• [Raw data]:

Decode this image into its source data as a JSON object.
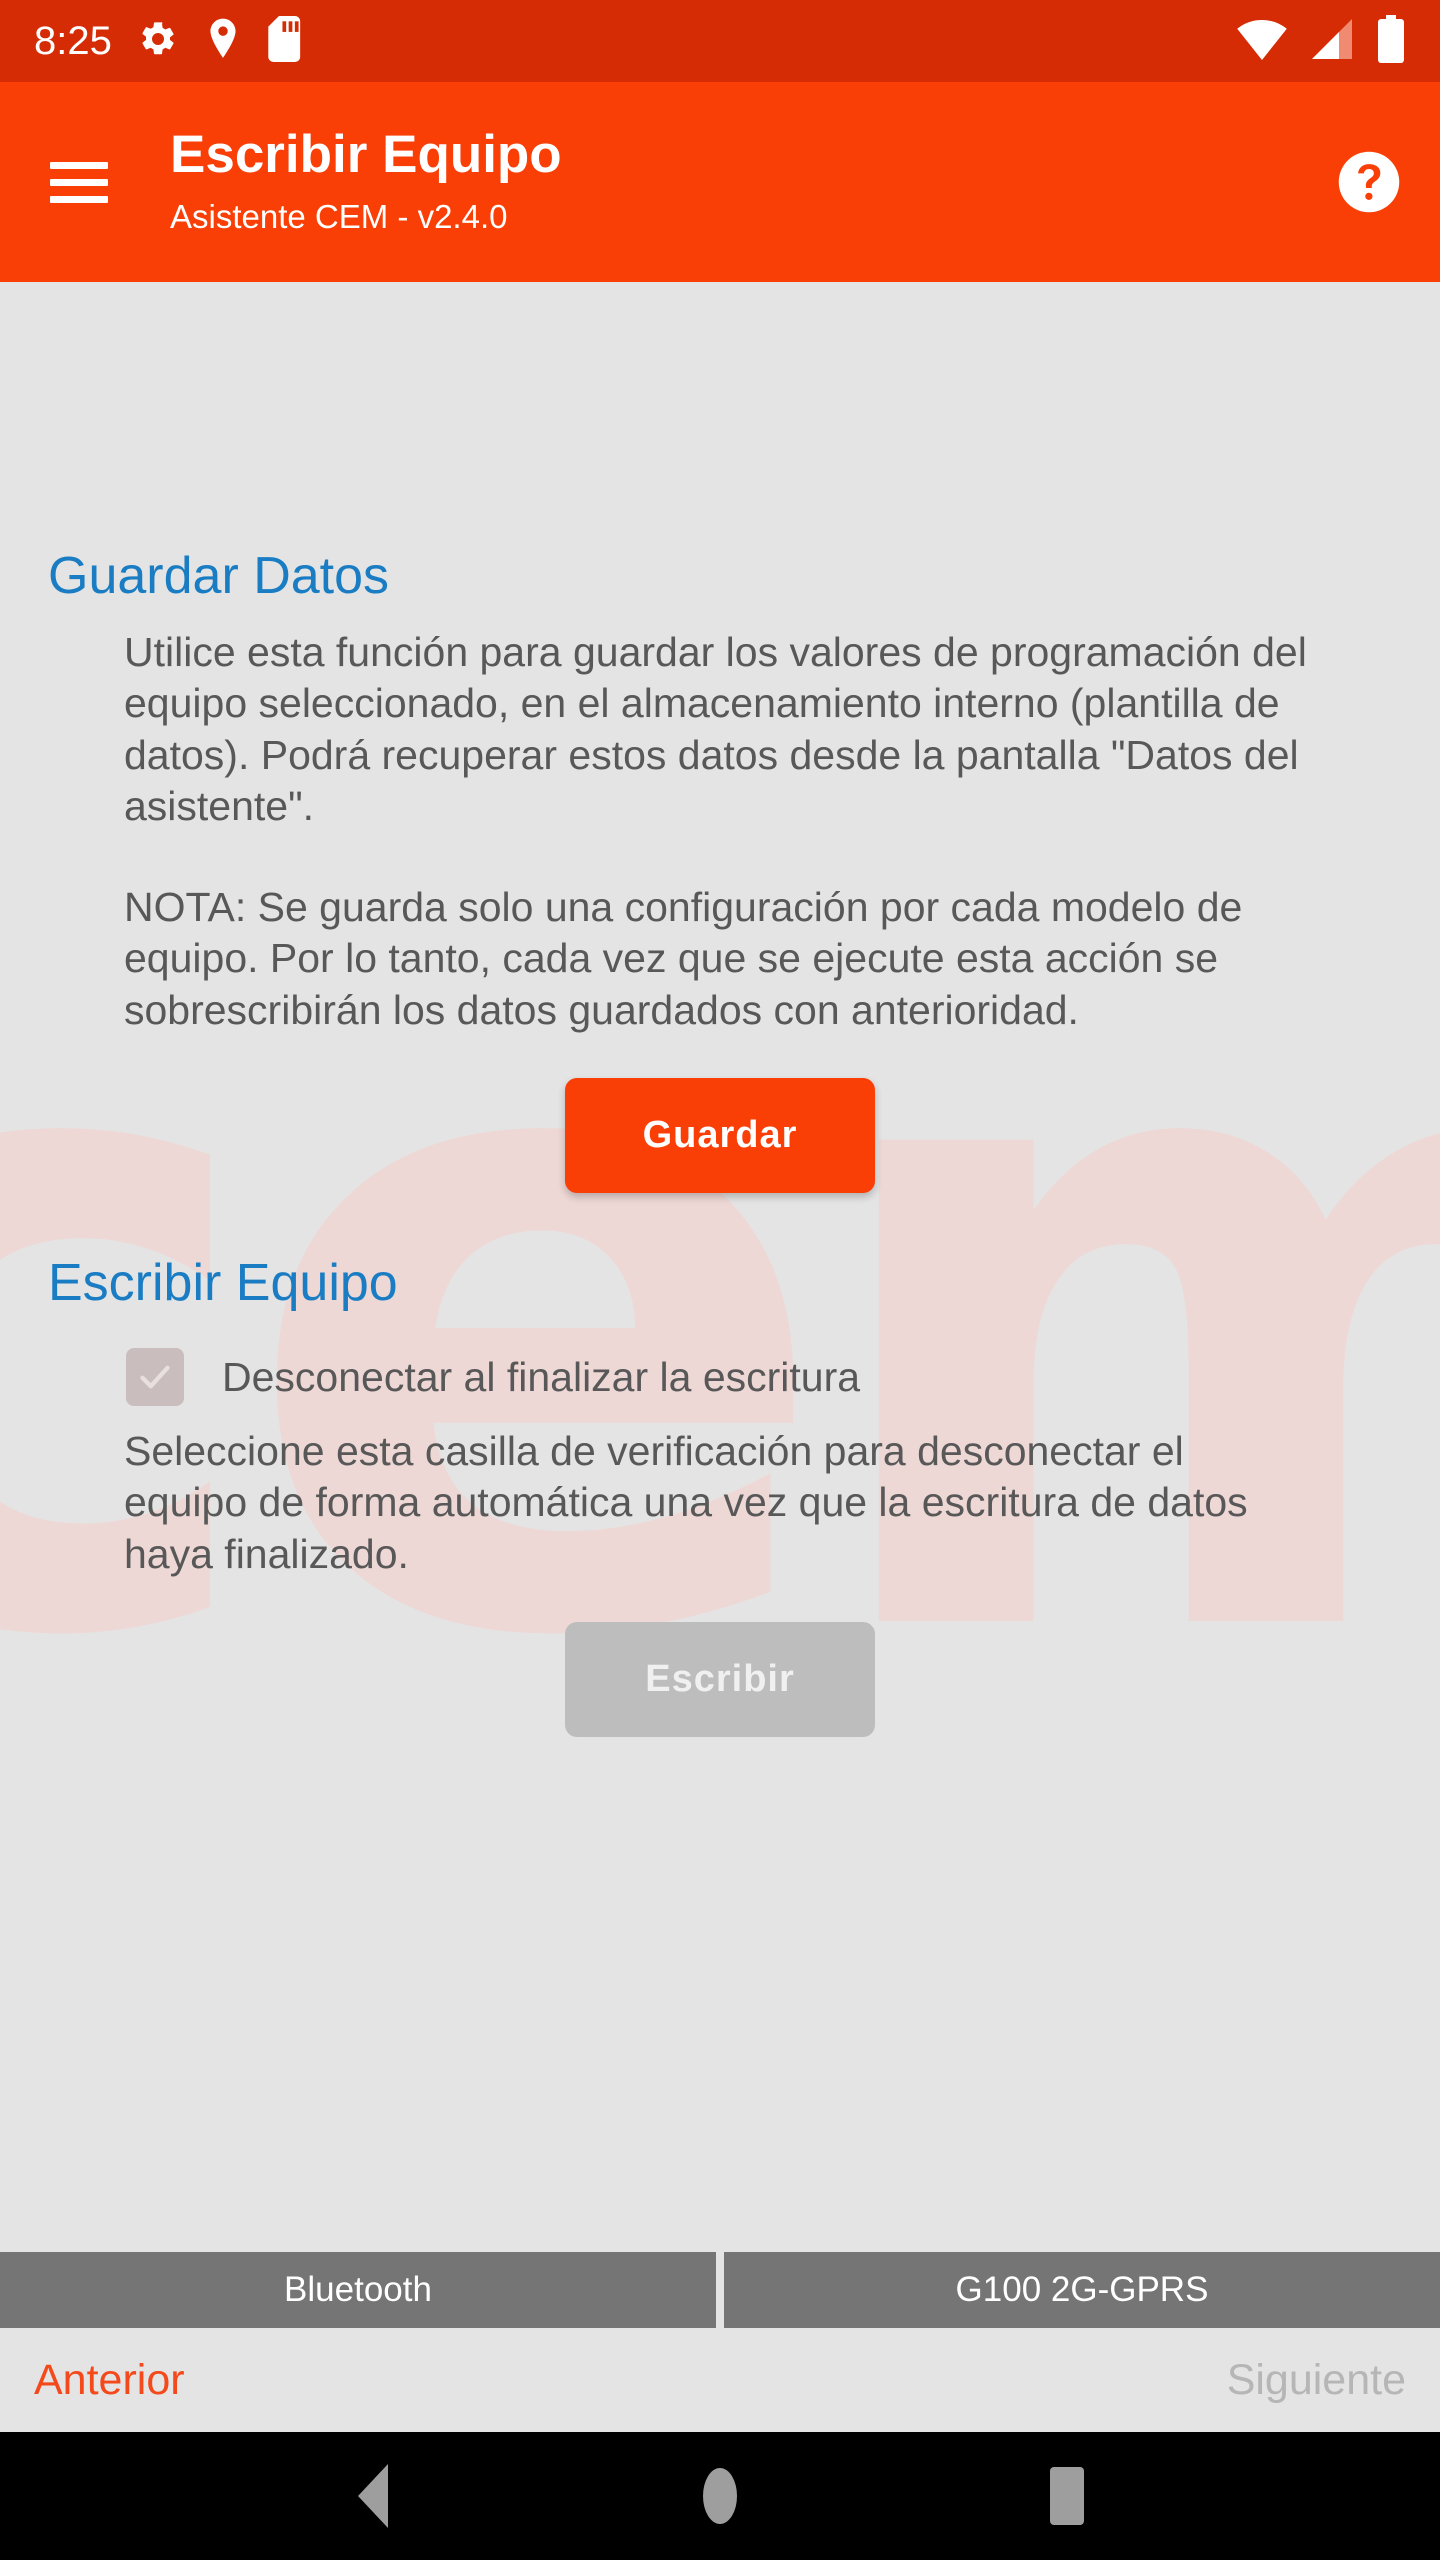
{
  "status_bar": {
    "time": "8:25",
    "left_icons": [
      "gear-icon",
      "location-pin-icon",
      "sd-card-icon"
    ],
    "right_icons": [
      "wifi-icon",
      "cellular-signal-icon",
      "battery-icon"
    ],
    "background_color": "#d62c05"
  },
  "app_bar": {
    "menu_icon": "hamburger-menu-icon",
    "title": "Escribir Equipo",
    "subtitle": "Asistente CEM - v2.4.0",
    "help_icon": "help-circle-icon",
    "background_color": "#f93e06"
  },
  "watermark": {
    "text": "cem",
    "color": "#f0d6d4"
  },
  "sections": {
    "guardar": {
      "heading": "Guardar Datos",
      "heading_color": "#1a7dc4",
      "paragraph_1": "Utilice esta función para guardar los valores de programación del equipo seleccionado, en el almacenamiento interno (plantilla de datos). Podrá recuperar estos datos desde la pantalla \"Datos del asistente\".",
      "paragraph_2": "NOTA: Se guarda solo una configuración por cada modelo de equipo. Por lo tanto, cada vez que se ejecute esta acción se sobrescribirán los datos guardados con anterioridad.",
      "button_label": "Guardar",
      "button_color": "#f93e06"
    },
    "escribir": {
      "heading": "Escribir Equipo",
      "heading_color": "#1a7dc4",
      "checkbox_label": "Desconectar al finalizar la escritura",
      "checkbox_checked": "true",
      "checkbox_enabled": "false",
      "paragraph": "Seleccione esta casilla de verificación para desconectar el equipo de forma automática una vez que la escritura de datos haya finalizado.",
      "button_label": "Escribir",
      "button_enabled": "false",
      "button_color": "#bdbdbd"
    }
  },
  "device_bar": {
    "connection": "Bluetooth",
    "device_model": "G100 2G-GPRS",
    "background_color": "#757575"
  },
  "wizard_nav": {
    "previous_label": "Anterior",
    "previous_color": "#f4491b",
    "next_label": "Siguiente",
    "next_color": "#b6b6b6",
    "next_enabled": "false"
  },
  "android_nav": {
    "back": "back-triangle-icon",
    "home": "home-circle-icon",
    "recents": "recents-square-icon"
  }
}
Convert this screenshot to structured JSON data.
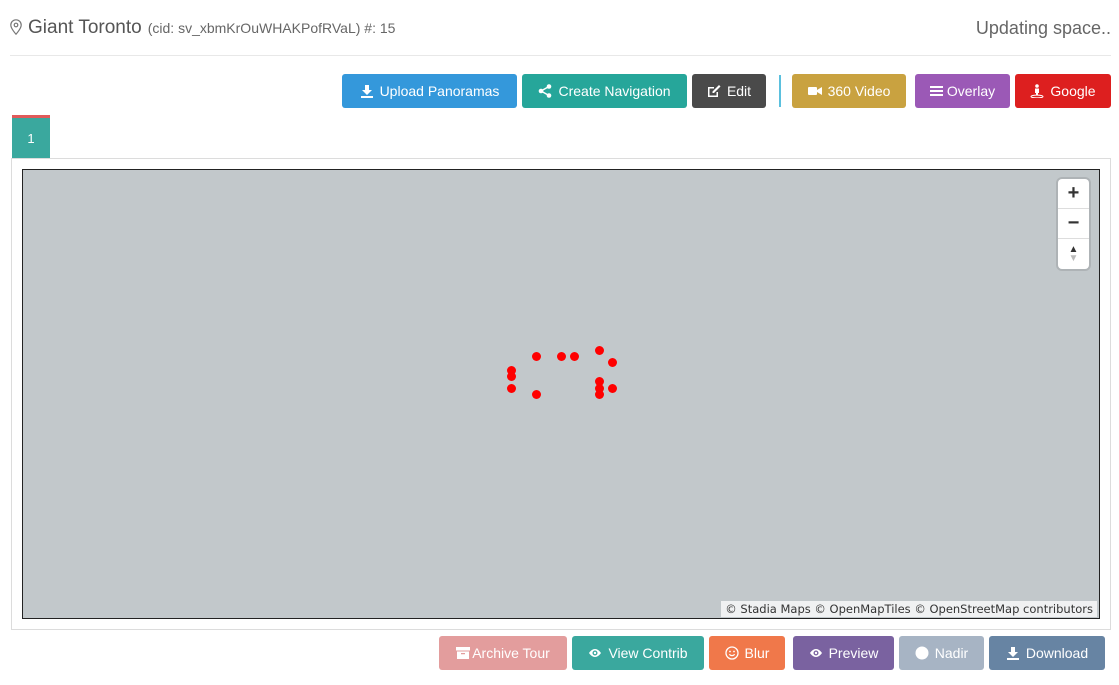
{
  "header": {
    "tour_name": "Giant Toronto",
    "cid": "(cid: sv_xbmKrOuWHAKPofRVaL) #: 15",
    "status": "Updating space.."
  },
  "toolbar": {
    "upload": "Upload Panoramas",
    "navigation": "Create Navigation",
    "edit": "Edit",
    "video": "360 Video",
    "overlay": "Overlay",
    "google": "Google"
  },
  "tabs": [
    {
      "label": "1"
    }
  ],
  "map": {
    "zoom_in": "+",
    "zoom_out": "−",
    "attribution": "© Stadia Maps © OpenMapTiles © OpenStreetMap contributors",
    "marker_color": "#ff0000"
  },
  "bottom": {
    "archive": "Archive Tour",
    "contrib": "View Contrib",
    "blur": "Blur",
    "preview": "Preview",
    "nadir": "Nadir",
    "download": "Download"
  }
}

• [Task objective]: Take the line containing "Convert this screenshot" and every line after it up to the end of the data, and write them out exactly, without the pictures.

• [Exercise output]:
Convert this screenshot to structured JSON data.
{
  "header": {
    "tour_name": "Giant Toronto",
    "cid": "(cid: sv_xbmKrOuWHAKPofRVaL) #: 15",
    "status": "Updating space.."
  },
  "toolbar": {
    "upload": "Upload Panoramas",
    "navigation": "Create Navigation",
    "edit": "Edit",
    "video": "360 Video",
    "overlay": "Overlay",
    "google": "Google"
  },
  "tabs": [
    {
      "label": "1"
    }
  ],
  "map": {
    "zoom_in": "+",
    "zoom_out": "−",
    "attribution": "© Stadia Maps © OpenMapTiles © OpenStreetMap contributors",
    "marker_color": "#ff0000"
  },
  "bottom": {
    "archive": "Archive Tour",
    "contrib": "View Contrib",
    "blur": "Blur",
    "preview": "Preview",
    "nadir": "Nadir",
    "download": "Download"
  }
}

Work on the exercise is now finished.